“I knew I couldn’t just take photos of a guy with a kippah. True, a guy with a kippah is a Jew, but with a photo you have to be very symbolic, you have to go right to the point. For most people, a black hat and a black beard equals a Jew,” he said.
Was it hard to get the Lubavitchers of Crown Heights to read a prayer book while standing atop a sidewalk bollard, drive a motorcycle while balancing a black fedora atop a bulky helmet, perch atop a laundromat washing machine, or do a slapstick fall on a wet sidewalk?
According to Goldberg, the answer is emphatically no.
“The Lubavitchers are the most open to the world of all Hasidim. They have a huge sense of humor. They are very funny and happy people,” he claimed.
The photographer was introduced to the Chabad community in Brooklyn through the rabbi at his synagogue in Paris. (“If I have to go to the synagogue, then I go to a Lubavitch one,” he noted.)
After a week of just hanging out in the community and getting to know people, Goldberger started photographing according to concepts that he and his creative partner Ben Bensimon came up with.
“I showed them my ideas, which were very different, and most of the people agreed to being photographed in this way,” said the photographer, who ended up making several trips and spending a total of two months shooting in Brooklyn.
With his goal of educating the French public about Jews in mind, Goldberger wanted to be sure to deal with specific subjects in the images — only in an arch, exaggerated way. For instance, to illustrate that religious Jews cover their head to remind them that there is a higher power above them, Goldberger did not merely photograph a Hasid wearing a black hat. Instead, he put him behind the wheel of a classic car with a black hat on the vehicle’s roof.
In another example, to show the intensity of the Lubavitchers reverence for their rebbe, Rabbi Menachem Mendel Schneerson, Goldberger photographed three men holding up portraits of him. The portraits obscure the men’s faces, symbolizing the extent to which their personal identities are intertwined with the identity and legacy of their leader.

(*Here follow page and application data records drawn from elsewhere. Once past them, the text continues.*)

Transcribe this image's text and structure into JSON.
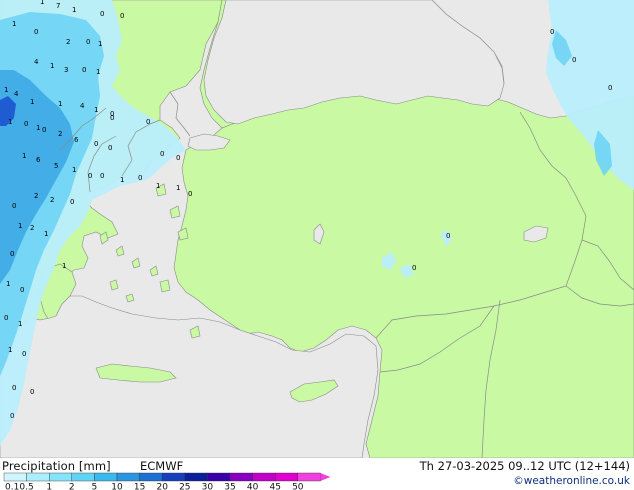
{
  "legend": {
    "title": "Precipitation [mm]",
    "model": "ECMWF",
    "valid_time": "Th 27-03-2025 09..12 UTC (12+144)",
    "credit": "©weatheronline.co.uk",
    "scale_ticks": [
      "0.1",
      "0.5",
      "1",
      "2",
      "5",
      "10",
      "15",
      "20",
      "25",
      "30",
      "35",
      "40",
      "45",
      "50"
    ],
    "scale_colors": [
      "#cff6ff",
      "#aaeeff",
      "#85e4fb",
      "#5fd4f5",
      "#3bb9ee",
      "#2a96e2",
      "#1e6fd2",
      "#163fbb",
      "#0d1f9a",
      "#3a00a8",
      "#8a00c0",
      "#c000c8",
      "#e000d0",
      "#f040e0"
    ]
  },
  "colors": {
    "sea": "#e9e9e9",
    "land": "#c9f9a2",
    "border": "#8a8a8a",
    "precip_light": "#b9eefc",
    "precip_mid": "#6fd3f5",
    "precip_heavy": "#3ea8e6",
    "precip_max": "#1f57d0"
  },
  "map": {
    "point_values": [
      {
        "text": "1"
      },
      {
        "text": "7"
      },
      {
        "text": "1"
      },
      {
        "text": "0"
      },
      {
        "text": "0"
      },
      {
        "text": "1"
      },
      {
        "text": "0"
      },
      {
        "text": "2"
      },
      {
        "text": "0"
      },
      {
        "text": "1"
      },
      {
        "text": "4"
      },
      {
        "text": "1"
      },
      {
        "text": "3"
      },
      {
        "text": "0"
      },
      {
        "text": "1"
      },
      {
        "text": "1"
      },
      {
        "text": "4"
      },
      {
        "text": "1"
      },
      {
        "text": "1"
      },
      {
        "text": "4"
      },
      {
        "text": "1"
      },
      {
        "text": "0"
      },
      {
        "text": "1"
      },
      {
        "text": "0"
      },
      {
        "text": "1"
      },
      {
        "text": "0"
      },
      {
        "text": "2"
      },
      {
        "text": "6"
      },
      {
        "text": "0"
      },
      {
        "text": "0"
      },
      {
        "text": "1"
      },
      {
        "text": "6"
      },
      {
        "text": "5"
      },
      {
        "text": "1"
      },
      {
        "text": "0"
      },
      {
        "text": "0"
      },
      {
        "text": "1"
      },
      {
        "text": "0"
      },
      {
        "text": "1"
      },
      {
        "text": "1"
      },
      {
        "text": "2"
      },
      {
        "text": "2"
      },
      {
        "text": "0"
      },
      {
        "text": "0"
      },
      {
        "text": "1"
      },
      {
        "text": "2"
      },
      {
        "text": "1"
      },
      {
        "text": "1"
      },
      {
        "text": "0"
      },
      {
        "text": "1"
      },
      {
        "text": "0"
      },
      {
        "text": "0"
      },
      {
        "text": "1"
      },
      {
        "text": "1"
      },
      {
        "text": "0"
      },
      {
        "text": "0"
      },
      {
        "text": "0"
      },
      {
        "text": "0"
      },
      {
        "text": "0"
      },
      {
        "text": "0"
      },
      {
        "text": "0"
      },
      {
        "text": "0"
      },
      {
        "text": "0"
      },
      {
        "text": "0"
      },
      {
        "text": "0"
      },
      {
        "text": "0"
      },
      {
        "text": "0"
      },
      {
        "text": "0"
      }
    ]
  }
}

A photo of a young girl posed in a kitchen, wearing her mother’s wig and long skirt and modest blouse looks at first glance like many photos of little girls playing dress-up.
“The 770” has been a real departure for Goldberg from his previous work. For one thing, these pictures are made with black and white film instead of in the vibrant digital colors Goldberger is known for.
More important is the different motivation behind the project.
“I didn’t do this to get any money or fame. This project is very personal for me,” Goldberger said.
He has been buoyed by the positive reception to the recent “The 770” exhibition, but he’s far from convinced that things are going to change for the better for Jews in France.
“I am still proud to be French. This is my country. But to be a Jew in France right now is complicated. I’m seriously thinking of moving to the US,” he said